SUPPLIED DATA »
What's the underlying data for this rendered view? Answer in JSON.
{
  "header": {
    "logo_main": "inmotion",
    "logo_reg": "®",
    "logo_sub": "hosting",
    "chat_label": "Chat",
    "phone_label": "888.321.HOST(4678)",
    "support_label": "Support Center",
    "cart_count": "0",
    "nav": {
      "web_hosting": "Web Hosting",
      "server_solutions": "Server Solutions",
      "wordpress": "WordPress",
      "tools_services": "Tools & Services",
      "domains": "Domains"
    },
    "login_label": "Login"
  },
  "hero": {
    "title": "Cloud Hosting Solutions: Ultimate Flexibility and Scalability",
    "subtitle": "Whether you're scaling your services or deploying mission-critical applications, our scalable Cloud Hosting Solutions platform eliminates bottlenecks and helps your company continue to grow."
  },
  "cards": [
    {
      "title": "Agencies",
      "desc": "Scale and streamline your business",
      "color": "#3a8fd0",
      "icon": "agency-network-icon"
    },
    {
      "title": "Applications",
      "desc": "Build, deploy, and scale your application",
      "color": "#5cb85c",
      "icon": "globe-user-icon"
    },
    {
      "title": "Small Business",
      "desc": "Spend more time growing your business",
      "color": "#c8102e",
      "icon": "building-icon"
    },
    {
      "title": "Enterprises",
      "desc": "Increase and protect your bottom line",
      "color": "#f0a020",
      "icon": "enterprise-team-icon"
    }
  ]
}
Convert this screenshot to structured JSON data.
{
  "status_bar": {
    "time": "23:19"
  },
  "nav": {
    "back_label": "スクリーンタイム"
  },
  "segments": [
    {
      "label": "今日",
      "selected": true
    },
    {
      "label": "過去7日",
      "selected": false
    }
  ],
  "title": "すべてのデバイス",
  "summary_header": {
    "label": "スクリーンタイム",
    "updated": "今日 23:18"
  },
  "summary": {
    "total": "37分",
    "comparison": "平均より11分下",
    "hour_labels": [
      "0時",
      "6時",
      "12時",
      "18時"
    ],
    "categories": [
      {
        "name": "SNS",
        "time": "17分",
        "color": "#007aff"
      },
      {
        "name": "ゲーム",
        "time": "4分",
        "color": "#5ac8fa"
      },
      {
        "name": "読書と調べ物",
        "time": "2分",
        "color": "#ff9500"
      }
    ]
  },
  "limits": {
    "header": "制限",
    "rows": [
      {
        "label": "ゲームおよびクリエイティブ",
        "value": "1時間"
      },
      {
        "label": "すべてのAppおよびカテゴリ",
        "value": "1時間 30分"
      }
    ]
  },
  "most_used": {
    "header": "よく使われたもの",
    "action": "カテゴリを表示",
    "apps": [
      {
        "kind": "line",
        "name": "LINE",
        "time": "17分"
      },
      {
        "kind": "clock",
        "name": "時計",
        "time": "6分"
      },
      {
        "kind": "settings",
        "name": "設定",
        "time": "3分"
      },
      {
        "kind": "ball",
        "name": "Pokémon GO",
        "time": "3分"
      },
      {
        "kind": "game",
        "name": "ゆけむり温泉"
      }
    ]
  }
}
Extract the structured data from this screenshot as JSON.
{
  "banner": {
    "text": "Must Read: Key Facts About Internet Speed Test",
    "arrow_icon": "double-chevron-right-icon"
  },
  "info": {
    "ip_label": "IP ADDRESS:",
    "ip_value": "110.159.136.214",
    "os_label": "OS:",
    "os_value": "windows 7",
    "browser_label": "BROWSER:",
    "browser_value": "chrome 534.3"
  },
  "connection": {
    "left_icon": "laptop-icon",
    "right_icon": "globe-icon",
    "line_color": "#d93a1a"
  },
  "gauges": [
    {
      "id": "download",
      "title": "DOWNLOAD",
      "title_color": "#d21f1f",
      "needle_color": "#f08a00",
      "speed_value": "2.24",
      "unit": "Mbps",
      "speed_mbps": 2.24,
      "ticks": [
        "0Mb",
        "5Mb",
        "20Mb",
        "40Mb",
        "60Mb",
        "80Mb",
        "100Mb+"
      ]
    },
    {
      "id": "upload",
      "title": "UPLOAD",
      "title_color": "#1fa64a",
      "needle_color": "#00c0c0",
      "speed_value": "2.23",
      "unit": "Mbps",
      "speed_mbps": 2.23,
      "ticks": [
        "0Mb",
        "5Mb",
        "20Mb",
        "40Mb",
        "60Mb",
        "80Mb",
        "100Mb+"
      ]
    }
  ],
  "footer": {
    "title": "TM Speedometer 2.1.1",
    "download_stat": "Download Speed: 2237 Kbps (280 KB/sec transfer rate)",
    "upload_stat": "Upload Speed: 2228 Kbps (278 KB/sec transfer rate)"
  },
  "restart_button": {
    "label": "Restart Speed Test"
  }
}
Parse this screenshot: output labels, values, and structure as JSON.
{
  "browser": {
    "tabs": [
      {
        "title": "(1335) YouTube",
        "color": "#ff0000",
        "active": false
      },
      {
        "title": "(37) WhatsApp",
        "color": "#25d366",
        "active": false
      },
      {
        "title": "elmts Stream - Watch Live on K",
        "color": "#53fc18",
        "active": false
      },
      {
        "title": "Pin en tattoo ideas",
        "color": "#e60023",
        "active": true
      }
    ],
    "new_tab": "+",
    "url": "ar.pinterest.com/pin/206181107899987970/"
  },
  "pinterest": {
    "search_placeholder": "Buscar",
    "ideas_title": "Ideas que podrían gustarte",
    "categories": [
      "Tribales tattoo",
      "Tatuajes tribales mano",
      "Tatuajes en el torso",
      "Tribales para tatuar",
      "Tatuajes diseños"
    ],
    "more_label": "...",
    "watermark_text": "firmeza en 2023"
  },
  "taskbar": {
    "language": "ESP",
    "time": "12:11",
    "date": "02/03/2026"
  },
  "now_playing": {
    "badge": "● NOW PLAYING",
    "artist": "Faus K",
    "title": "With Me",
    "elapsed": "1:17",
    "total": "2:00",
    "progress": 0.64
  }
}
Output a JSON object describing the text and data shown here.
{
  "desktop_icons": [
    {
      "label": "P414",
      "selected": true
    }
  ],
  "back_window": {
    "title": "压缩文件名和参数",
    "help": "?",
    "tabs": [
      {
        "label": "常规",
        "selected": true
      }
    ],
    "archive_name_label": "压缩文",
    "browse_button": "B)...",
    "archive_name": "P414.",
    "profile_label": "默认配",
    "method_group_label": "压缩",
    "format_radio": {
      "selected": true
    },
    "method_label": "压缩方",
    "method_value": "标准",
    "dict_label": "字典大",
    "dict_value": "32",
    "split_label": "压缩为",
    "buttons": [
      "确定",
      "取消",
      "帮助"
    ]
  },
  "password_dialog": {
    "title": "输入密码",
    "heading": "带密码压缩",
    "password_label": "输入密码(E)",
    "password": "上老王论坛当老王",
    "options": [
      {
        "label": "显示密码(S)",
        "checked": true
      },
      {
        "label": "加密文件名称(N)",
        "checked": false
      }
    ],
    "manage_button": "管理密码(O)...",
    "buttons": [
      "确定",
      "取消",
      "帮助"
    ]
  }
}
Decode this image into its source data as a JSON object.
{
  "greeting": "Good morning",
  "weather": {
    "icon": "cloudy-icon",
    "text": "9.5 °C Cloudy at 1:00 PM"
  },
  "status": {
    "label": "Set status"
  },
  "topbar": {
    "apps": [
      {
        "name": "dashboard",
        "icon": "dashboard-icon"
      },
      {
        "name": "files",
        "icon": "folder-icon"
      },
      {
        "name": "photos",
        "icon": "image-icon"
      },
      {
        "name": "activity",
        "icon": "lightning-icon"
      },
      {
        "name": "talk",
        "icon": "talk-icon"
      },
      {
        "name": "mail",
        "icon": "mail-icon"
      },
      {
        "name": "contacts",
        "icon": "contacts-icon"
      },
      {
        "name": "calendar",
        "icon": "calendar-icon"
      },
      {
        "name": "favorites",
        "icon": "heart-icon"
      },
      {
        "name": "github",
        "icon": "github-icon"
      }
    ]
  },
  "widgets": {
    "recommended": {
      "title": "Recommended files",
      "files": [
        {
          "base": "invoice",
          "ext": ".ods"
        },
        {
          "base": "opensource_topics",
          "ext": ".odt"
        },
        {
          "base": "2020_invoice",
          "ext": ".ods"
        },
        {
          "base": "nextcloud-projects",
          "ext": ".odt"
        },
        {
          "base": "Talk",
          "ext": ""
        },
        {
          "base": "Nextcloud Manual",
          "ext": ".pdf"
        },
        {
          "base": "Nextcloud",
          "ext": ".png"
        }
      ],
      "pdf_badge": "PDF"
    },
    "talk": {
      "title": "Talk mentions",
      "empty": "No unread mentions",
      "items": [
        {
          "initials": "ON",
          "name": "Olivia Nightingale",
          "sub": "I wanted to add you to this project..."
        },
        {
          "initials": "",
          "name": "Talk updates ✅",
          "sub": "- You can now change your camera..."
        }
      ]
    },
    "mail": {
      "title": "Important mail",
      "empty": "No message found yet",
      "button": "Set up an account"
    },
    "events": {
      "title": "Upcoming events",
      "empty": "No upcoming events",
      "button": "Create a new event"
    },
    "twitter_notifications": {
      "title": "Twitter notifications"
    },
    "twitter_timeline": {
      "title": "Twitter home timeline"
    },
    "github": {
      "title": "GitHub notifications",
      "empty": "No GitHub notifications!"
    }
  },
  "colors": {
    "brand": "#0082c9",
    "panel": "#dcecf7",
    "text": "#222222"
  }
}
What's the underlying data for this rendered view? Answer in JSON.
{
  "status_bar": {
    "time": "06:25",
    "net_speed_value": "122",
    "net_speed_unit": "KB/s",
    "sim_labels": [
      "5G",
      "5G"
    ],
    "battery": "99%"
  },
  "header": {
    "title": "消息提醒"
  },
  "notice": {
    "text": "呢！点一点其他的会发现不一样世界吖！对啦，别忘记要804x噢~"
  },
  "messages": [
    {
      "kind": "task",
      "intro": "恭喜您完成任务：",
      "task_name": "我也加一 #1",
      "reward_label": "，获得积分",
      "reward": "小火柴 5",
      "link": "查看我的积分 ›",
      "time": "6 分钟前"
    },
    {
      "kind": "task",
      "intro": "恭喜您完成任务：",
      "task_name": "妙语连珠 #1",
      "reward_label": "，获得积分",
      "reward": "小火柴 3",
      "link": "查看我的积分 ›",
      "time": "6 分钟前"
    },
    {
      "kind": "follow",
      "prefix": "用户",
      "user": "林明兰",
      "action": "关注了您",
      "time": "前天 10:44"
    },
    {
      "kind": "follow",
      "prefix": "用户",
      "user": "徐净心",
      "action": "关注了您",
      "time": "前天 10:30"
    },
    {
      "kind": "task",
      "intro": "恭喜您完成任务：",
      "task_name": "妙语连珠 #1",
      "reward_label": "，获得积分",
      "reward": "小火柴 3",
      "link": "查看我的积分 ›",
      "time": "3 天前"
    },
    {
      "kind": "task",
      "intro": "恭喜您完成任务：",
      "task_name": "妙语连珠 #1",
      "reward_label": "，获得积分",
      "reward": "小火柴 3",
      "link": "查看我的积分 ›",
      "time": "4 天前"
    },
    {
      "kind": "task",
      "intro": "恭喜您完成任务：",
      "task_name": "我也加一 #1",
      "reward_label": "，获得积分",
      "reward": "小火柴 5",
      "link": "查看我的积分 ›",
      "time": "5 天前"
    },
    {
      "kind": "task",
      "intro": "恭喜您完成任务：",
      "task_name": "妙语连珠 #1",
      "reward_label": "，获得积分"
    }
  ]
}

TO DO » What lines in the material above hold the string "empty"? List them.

REPLY »
      "empty": "No unread mentions",
      "empty": "No message found yet",
      "empty": "No upcoming events",
      "empty": "No GitHub notifications!"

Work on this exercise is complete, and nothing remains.